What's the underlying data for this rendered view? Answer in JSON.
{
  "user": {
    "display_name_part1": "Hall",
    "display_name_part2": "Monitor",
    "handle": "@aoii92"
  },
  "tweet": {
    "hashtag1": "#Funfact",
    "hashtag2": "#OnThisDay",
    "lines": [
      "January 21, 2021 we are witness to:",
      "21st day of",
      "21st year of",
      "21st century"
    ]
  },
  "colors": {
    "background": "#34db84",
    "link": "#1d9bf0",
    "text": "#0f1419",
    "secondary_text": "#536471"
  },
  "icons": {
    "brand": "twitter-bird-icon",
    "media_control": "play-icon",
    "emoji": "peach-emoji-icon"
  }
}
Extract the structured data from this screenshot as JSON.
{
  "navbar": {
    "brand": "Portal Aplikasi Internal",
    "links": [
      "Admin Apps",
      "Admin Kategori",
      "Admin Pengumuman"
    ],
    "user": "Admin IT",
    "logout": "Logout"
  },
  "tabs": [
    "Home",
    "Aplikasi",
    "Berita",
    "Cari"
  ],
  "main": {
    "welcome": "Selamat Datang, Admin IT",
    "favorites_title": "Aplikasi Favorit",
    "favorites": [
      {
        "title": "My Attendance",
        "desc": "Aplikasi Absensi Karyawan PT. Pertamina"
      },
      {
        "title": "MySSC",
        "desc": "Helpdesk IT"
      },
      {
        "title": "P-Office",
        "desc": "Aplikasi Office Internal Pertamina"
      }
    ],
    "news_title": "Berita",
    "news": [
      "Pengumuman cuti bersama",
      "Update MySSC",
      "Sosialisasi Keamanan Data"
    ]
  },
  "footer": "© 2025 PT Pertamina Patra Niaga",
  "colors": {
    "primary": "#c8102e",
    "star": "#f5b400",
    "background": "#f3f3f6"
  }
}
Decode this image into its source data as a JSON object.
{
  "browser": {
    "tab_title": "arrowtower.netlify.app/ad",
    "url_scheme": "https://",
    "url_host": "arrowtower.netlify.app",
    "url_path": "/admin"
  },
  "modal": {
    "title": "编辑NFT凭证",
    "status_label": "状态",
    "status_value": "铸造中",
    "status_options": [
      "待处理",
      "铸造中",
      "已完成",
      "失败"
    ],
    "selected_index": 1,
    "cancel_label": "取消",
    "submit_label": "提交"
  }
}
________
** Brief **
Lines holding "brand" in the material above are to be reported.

** Answer to this task **
    "brand": "twitter-bird-icon",
    "brand": "Portal Aplikasi Internal",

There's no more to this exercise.